The story of the legendary $7-$10 per mile rate
What kind of clout do carriers have today? (OverDrive online)
Getting it in in before things get worse
Imports are climbing due to the uncertainty over tariffs and other import restrictions (Wall Street Journal)
One more area where ELDs are cited as the cause
The ELD mandate is said to be kicking back into the air cargo business (The Loadstar)
Brokers join LNG as a marine fuel coalition
A group seeking to push LNG as a marine fuel gets its first brokers (World Maritime News)
Silicon Valley’s views vs. those from the warehouse
A differing perspective on drones and other automation inside the supply chain (Business Insider)

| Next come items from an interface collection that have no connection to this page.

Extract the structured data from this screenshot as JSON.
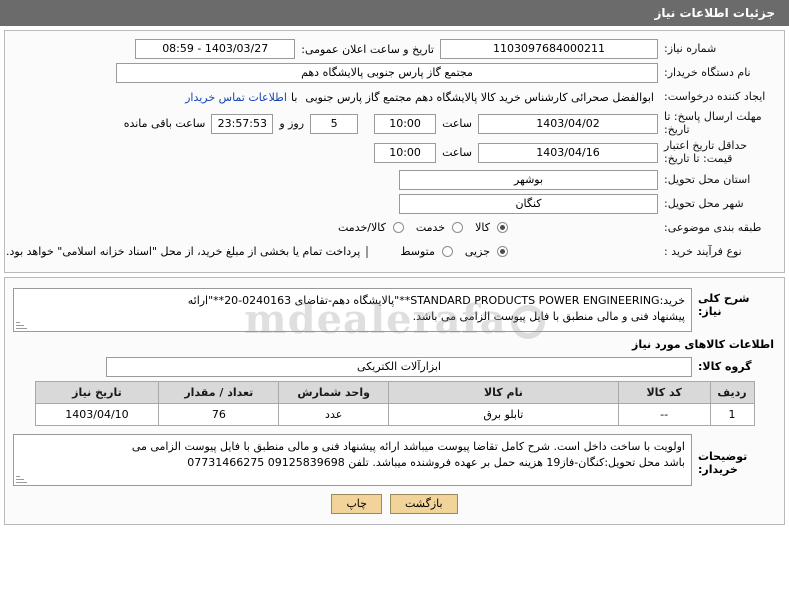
{
  "header": {
    "title": "جزئیات اطلاعات نیاز"
  },
  "form": {
    "need_number_label": "شماره نیاز:",
    "need_number_value": "1103097684000211",
    "public_announce_label": "تاریخ و ساعت اعلان عمومی:",
    "public_announce_value": "1403/03/27 - 08:59",
    "buyer_org_label": "نام دستگاه خریدار:",
    "buyer_org_value": "مجتمع گاز پارس جنوبی  پالایشگاه دهم",
    "requester_label": "ایجاد کننده درخواست:",
    "requester_value": "ابوالفضل صحرائی کارشناس خرید کالا پالایشگاه دهم مجتمع گاز پارس جنوبی",
    "contact_link": "اطلاعات تماس خریدار",
    "contact_with_label": "با",
    "deadline_label": "مهلت ارسال پاسخ: تا تاریخ:",
    "deadline_date": "1403/04/02",
    "deadline_hour_label": "ساعت",
    "deadline_hour": "10:00",
    "remaining_days": "5",
    "remaining_days_label": "روز و",
    "remaining_time": "23:57:53",
    "remaining_suffix": "ساعت باقی مانده",
    "price_validity_label": "حداقل تاریخ اعتبار قیمت: تا تاریخ:",
    "price_validity_date": "1403/04/16",
    "price_validity_hour_label": "ساعت",
    "price_validity_hour": "10:00",
    "province_label": "استان محل تحویل:",
    "province_value": "بوشهر",
    "city_label": "شهر محل تحویل:",
    "city_value": "کنگان",
    "category_label": "طبقه بندی موضوعی:",
    "category_options": [
      {
        "label": "کالا",
        "checked": true
      },
      {
        "label": "خدمت",
        "checked": false
      },
      {
        "label": "کالا/خدمت",
        "checked": false
      }
    ],
    "process_label": "نوع فرآیند خرید :",
    "process_options": [
      {
        "label": "جزیی",
        "checked": true
      },
      {
        "label": "متوسط",
        "checked": false
      }
    ],
    "payment_checkbox_text": "پرداخت تمام یا بخشی از مبلغ خرید، از محل \"اسناد خزانه اسلامی\" خواهد بود."
  },
  "description": {
    "label": "شرح کلی نیاز:",
    "lines": [
      "خرید:STANDARD PRODUCTS POWER ENGINEERING**\"پالایشگاه دهم-تقاضای 0240163-20**\"ارائه",
      "پیشنهاد فنی و مالی منطبق با فایل پیوست الزامی می باشد."
    ]
  },
  "goods_section": {
    "title": "اطلاعات کالاهای مورد نیاز",
    "group_label": "گروه کالا:",
    "group_value": "ابزارآلات الکتریکی"
  },
  "table": {
    "headers": [
      "ردیف",
      "کد کالا",
      "نام کالا",
      "واحد شمارش",
      "تعداد / مقدار",
      "تاریخ نیاز"
    ],
    "rows": [
      {
        "row": "1",
        "code": "--",
        "name": "تابلو برق",
        "unit": "عدد",
        "qty": "76",
        "date": "1403/04/10"
      }
    ]
  },
  "buyer_notes": {
    "label": "توضیحات خریدار:",
    "lines": [
      "اولویت با ساخت داخل است. شرح کامل تقاضا پیوست میباشد ارائه پیشنهاد فنی و مالی منطبق با فایل پیوست الزامی می",
      "باشد        محل تحویل:کنگان-فاز19 هزینه حمل بر عهده فروشنده میباشد. تلفن 09125839698  07731466275"
    ]
  },
  "footer": {
    "back_button": "بازگشت",
    "print_button": "چاپ"
  },
  "watermark": {
    "text": "mdealerafa"
  }
}
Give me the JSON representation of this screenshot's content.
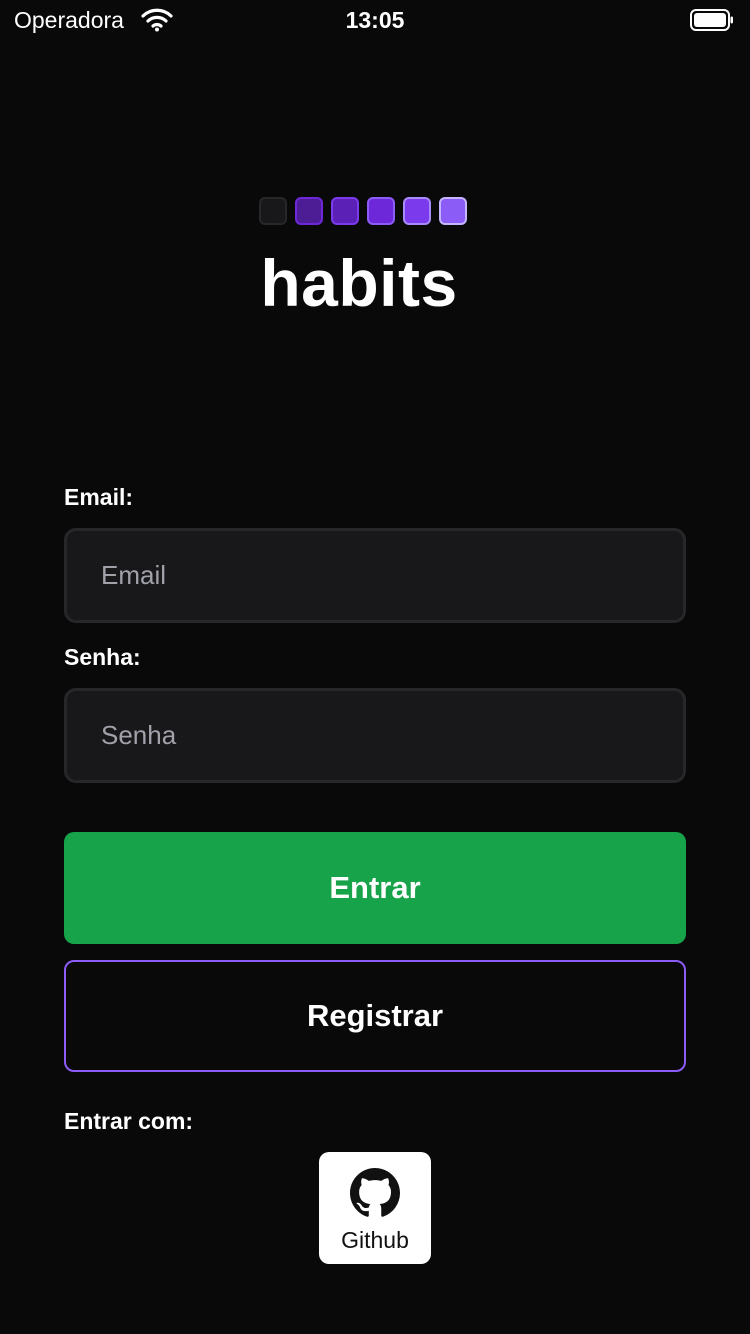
{
  "status_bar": {
    "carrier": "Operadora",
    "time": "13:05",
    "icons": [
      "wifi-icon",
      "battery-icon"
    ]
  },
  "logo": {
    "title": "habits",
    "squares": [
      {
        "fill": "#18181b",
        "border": "#27272a"
      },
      {
        "fill": "#4c1d95",
        "border": "#6d28d9"
      },
      {
        "fill": "#5b21b6",
        "border": "#7c3aed"
      },
      {
        "fill": "#6d28d9",
        "border": "#8b5cf6"
      },
      {
        "fill": "#7c3aed",
        "border": "#a78bfa"
      },
      {
        "fill": "#8b5cf6",
        "border": "#c4b5fd"
      }
    ]
  },
  "form": {
    "email_label": "Email:",
    "email_placeholder": "Email",
    "email_value": "",
    "password_label": "Senha:",
    "password_placeholder": "Senha",
    "password_value": ""
  },
  "actions": {
    "login_label": "Entrar",
    "register_label": "Registrar"
  },
  "social": {
    "heading": "Entrar com:",
    "github_label": "Github",
    "github_icon": "github-icon"
  },
  "colors": {
    "background": "#09090a",
    "primary": "#16a34a",
    "accent": "#8b5cf6",
    "field_bg": "#18181b",
    "field_border": "#27272a"
  }
}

Another thought that I took from my days in Washington: there’s lots of ELD-related legislation in what legislators call “the hopper.” A member of Congress introduces legislation, trade press like us dutifully write about it, people talk about it and nobody expects it to ever become law. There’s one exception: if it can get attached as a rider to an appropriations bill. So the Denham amendment, which would reassert federal authority over changes that some states have implemented in mandatory rest rules and other trucker-related regulations, is viewed as very much alive. At this late point in the calendar, with midterms looming, the ELD or HOS rules that are in the hopper are likely to stay there. But the Denham amendment, because it’s attached to the Federal Aviation Administration authorization, is the one to watch.
Hammer down everyone!